Monday, January 23, 2006

What's the Reformed doctrine of assurance?

There’s a certain amount of confusion afoot over what, exactly, is the Reformed doctrine of assurance.

1. I see critics imputing to this position various refinements which do not represent confessional Calvinism.

For example, Jonathan Edwards spends a lot of time talking about the distinguishing marks of true conversion. This he did with reference to the Great Awakening, where you had a religious revival, followed by a certain rate of defection.

Now, that’s all very interesting, but it should not be equated with the Reformed doctrine of assurance. These are merely the private opinions of a Reformed pastor, commenting on the phenomenology of revival. In this setting, he attributes certain experiences to the nominal convert. In the nature of the case, he can only do this from the viewpoint of an outside observer. He is not, himself, privy to the subjective experience of anyone other than himself.

Likewise, John Owen wrote about Heb 6. At a very general level, this is a Reformed exposition of Heb 6 in the sense that Owen construes the text consistent with the Reformed doctrine of perseverance.

But it hardly follows from this utterly general point of commonality that Calvinism is committed to all of the specific exegetical moves made by Owen. Once again, Owen is merely expressing his private opinion on how to interpret a word here or a phrase there.

Another Reformed expositor would share his general commitment to the doctrine of perseverance, but be free to make present a different interpretive strategy, or make a different judgment call on any particular word or verse.

2.A popular error when interpreting Heb 6 is to subjectivize the text by reading Heb 6 through the prism of Pauline categories.

But the author of Hebrews moves within a different orbit, both in general and with respect to the details of Heb 6. His emphasis lies on cultic categories and public rather than private experience.

3.The fact that Edwards and Owen may attribute a certain state of mind to the nominal convert, an experience which in some measure mimics the state of the true believer, is not at all the same thing as the Reformed doctrine of assurance.
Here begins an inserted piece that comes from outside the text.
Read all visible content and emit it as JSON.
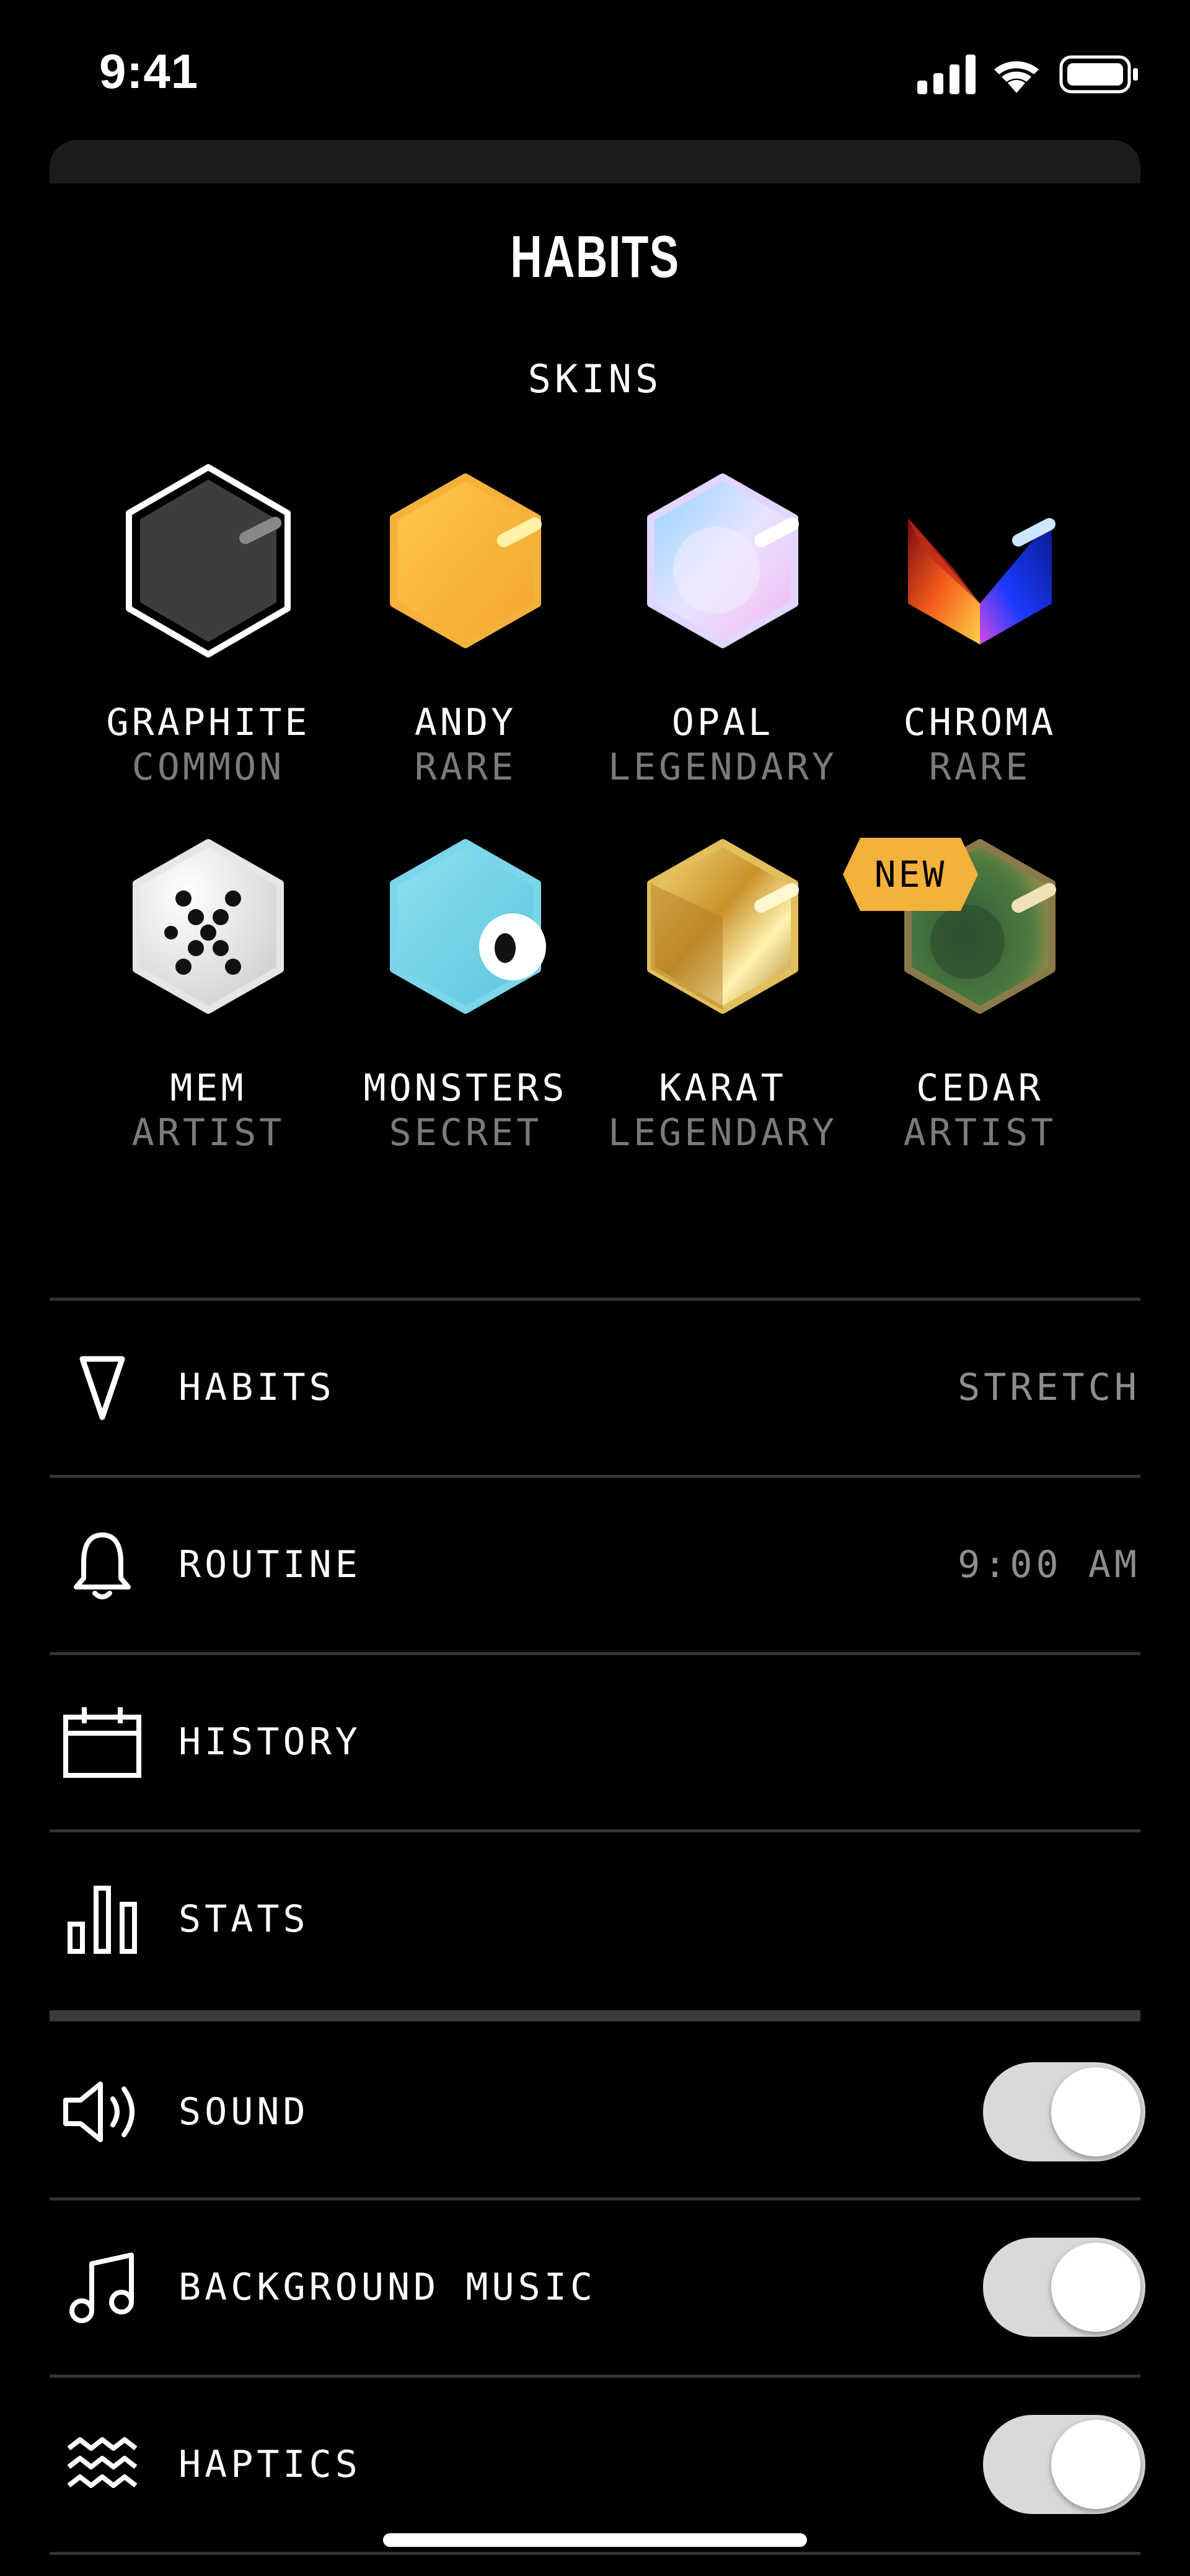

Rather, it’s an exercise in apologetics or polemical theology. They are dealing with a text or an event which presents a prima facie difficulty for the doctrine of perseverance, and they respond by drawing a number of analogies between the subjective experience of the true believer and the subjective experience of the nominal believer. In so doing, they are positing certain subjective experiences to the nominal believer.

Whatever else we may make of this exercise, it should not be confused with the Reformed doctrine of assurance. Rather, it’s a defense of the Reformed doctrine of assurance.

4.The Reformed doctrine has both a subjective side as well as an objective side. The subjective side is the experience of being a Christian. The objective side is the promise of God to preserve his children in the faith.

Does a Calvinist know, as a matter of experience, that he will persevere? No.

At a subjective level, his Christian experience is no different from the experience of any other Christian.

But allied to the knowledge of acquaintance is a knowledge of description: the promise of God regarding the perseverance of the saints.

5.Now what, exactly, does the critic of assurance deny? Does he deny that a Christian can know he’s a Christian? That’s the issue.

The issue is not whether I know, as a matter of inner experience, that I will endure to the end. Rather, the issue is whether I can know that I’m a Christian.

Given that knowledge, and combing that self-knowledge with the knowledge of God’s promise, I can then know that I shall never fall away.

6.The critic of assurance often imputes to this doctrine a parallel experience between the regenerate and the reprobate, whereby the reprobate enjoy a delusive experience analogous to the inner experience of the regenerate.

I see no reason to accept that construction. Only a Christian can know what it feels like to be in a state of grace. Due to regeneration, sanctification, and the providence of God in the outward life of a believer, a believer has a very difference experience than does an unbeliever.

Moreover, there are many individuals who, having crossed the line from unbelief to faith in Christ, are in a personal position to compare and contrast their former, graceless experience with their latter, gracious experience.

If an antinomian or Sandemanian can’t tell the difference, that’s because he is still a child of the devil.

7.There are, of course, some commonalities. Believer and unbeliever can be subjected to the same experience. Believer and unbeliever can both listen to a Vivaldi Gloria, and that may evoke the same emotional response. But this is induced from without, not from within. And it quickly fades as soon as the external stimulus is removed.


  1. Good stuff. I appreciate, especially, the point concerning the objective and subjective sides of Reformed theology. I agree that it is a fallacy to presume that to embrace experience is to deny the objective knowledge of God's sovriegnty. Well put.

    I hope you don't mind, but I linked to your blog from mine. It is small and humble in nature, so you will not get much traffic from me, but I think you have something good to say.


  2. I've been trying to figure out the meaning of Hebrews 6:4 for YEARS now (since I was 15). Still have no clue what it means. Anyway, good post.